Scan the records for lines holding "Tapeta". Say how many there are and give nothing else.

=== Section Start ===

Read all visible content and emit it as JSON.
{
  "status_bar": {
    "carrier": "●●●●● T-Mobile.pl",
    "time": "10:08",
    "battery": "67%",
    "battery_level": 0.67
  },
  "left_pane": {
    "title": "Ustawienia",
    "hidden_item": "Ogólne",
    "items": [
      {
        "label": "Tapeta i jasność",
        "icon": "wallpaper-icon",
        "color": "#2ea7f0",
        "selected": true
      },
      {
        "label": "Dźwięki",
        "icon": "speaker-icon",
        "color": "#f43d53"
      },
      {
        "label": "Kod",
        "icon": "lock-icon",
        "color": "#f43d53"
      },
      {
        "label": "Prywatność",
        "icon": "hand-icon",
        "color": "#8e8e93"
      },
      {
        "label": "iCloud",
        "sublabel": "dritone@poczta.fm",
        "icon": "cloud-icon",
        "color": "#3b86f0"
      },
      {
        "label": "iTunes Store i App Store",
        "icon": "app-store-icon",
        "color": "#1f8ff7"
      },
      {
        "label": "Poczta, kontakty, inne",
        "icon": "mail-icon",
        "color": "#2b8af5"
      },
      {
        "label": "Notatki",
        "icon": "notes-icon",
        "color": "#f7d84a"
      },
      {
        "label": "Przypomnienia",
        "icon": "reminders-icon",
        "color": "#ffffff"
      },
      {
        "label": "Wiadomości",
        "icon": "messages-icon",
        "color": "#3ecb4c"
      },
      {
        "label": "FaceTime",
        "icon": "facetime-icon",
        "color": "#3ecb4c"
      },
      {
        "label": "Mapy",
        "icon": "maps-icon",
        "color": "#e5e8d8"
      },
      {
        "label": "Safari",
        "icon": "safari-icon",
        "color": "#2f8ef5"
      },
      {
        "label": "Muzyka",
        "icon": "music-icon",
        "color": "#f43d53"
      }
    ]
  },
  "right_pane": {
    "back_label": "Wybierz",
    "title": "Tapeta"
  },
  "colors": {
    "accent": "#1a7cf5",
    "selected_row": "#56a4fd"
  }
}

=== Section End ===

__Answer area__.
2